- _Items listed in a dataset_:
= = = = =

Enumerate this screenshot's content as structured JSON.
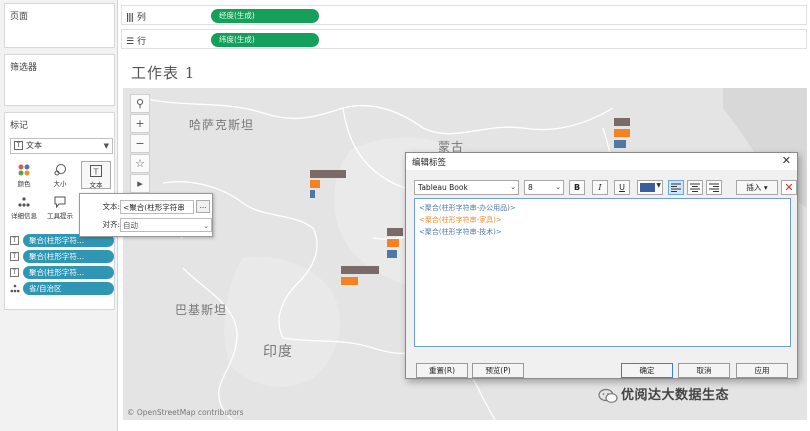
{
  "left_panel": {
    "pages_title": "页面",
    "filters_title": "筛选器",
    "marks_title": "标记",
    "mark_type": "文本",
    "mark_buttons": [
      {
        "label": "颜色",
        "icon": "color-dots-icon"
      },
      {
        "label": "大小",
        "icon": "size-icon"
      },
      {
        "label": "文本",
        "icon": "text-icon"
      },
      {
        "label": "详细信息",
        "icon": "detail-icon"
      },
      {
        "label": "工具提示",
        "icon": "tooltip-icon"
      }
    ],
    "mark_pills": [
      {
        "icon": "text-icon",
        "label": "聚合(柱形字符..."
      },
      {
        "icon": "text-icon",
        "label": "聚合(柱形字符..."
      },
      {
        "icon": "text-icon",
        "label": "聚合(柱形字符..."
      },
      {
        "icon": "detail-icon",
        "label": "省/自治区"
      }
    ]
  },
  "shelves": {
    "columns_label": "列",
    "columns_pill": "经度(生成)",
    "rows_label": "行",
    "rows_pill": "纬度(生成)"
  },
  "sheet_title": "工作表 1",
  "map": {
    "labels": [
      "哈萨克斯坦",
      "蒙古",
      "巴基斯坦",
      "印度"
    ],
    "credit": "© OpenStreetMap contributors",
    "tools": [
      "search-icon",
      "zoom-in-icon",
      "zoom-out-icon",
      "pin-icon",
      "pan-arrow-icon"
    ],
    "series_colors": {
      "dark": "#7a6a6a",
      "orange": "#f5821f",
      "blue": "#4e79a7"
    }
  },
  "text_popup": {
    "text_label": "文本:",
    "text_value": "<聚合(柱形字符串",
    "more_button": "...",
    "align_label": "对齐:",
    "align_value": "自动"
  },
  "dialog": {
    "title": "编辑标签",
    "font": "Tableau Book",
    "size": "8",
    "bold": "B",
    "italic": "I",
    "underline": "U",
    "font_color": "#3c5e9e",
    "insert": "插入",
    "lines": [
      {
        "text": "<聚合(柱形字符串-办公用品)>",
        "color": "#4e79a7"
      },
      {
        "text": "<聚合(柱形字符串-家具)>",
        "color": "#f28e2b"
      },
      {
        "text": "<聚合(柱形字符串-技术)>",
        "color": "#4e79a7"
      }
    ],
    "buttons": {
      "reset": "重置(R)",
      "preview": "预览(P)",
      "ok": "确定",
      "cancel": "取消",
      "apply": "应用"
    }
  },
  "watermark": "优阅达大数据生态"
}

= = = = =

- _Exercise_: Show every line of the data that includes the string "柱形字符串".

- _Output for this task_:
    "text_value": "<聚合(柱形字符串",
        "text": "<聚合(柱形字符串-办公用品)>",
        "text": "<聚合(柱形字符串-家具)>",
        "text": "<聚合(柱形字符串-技术)>",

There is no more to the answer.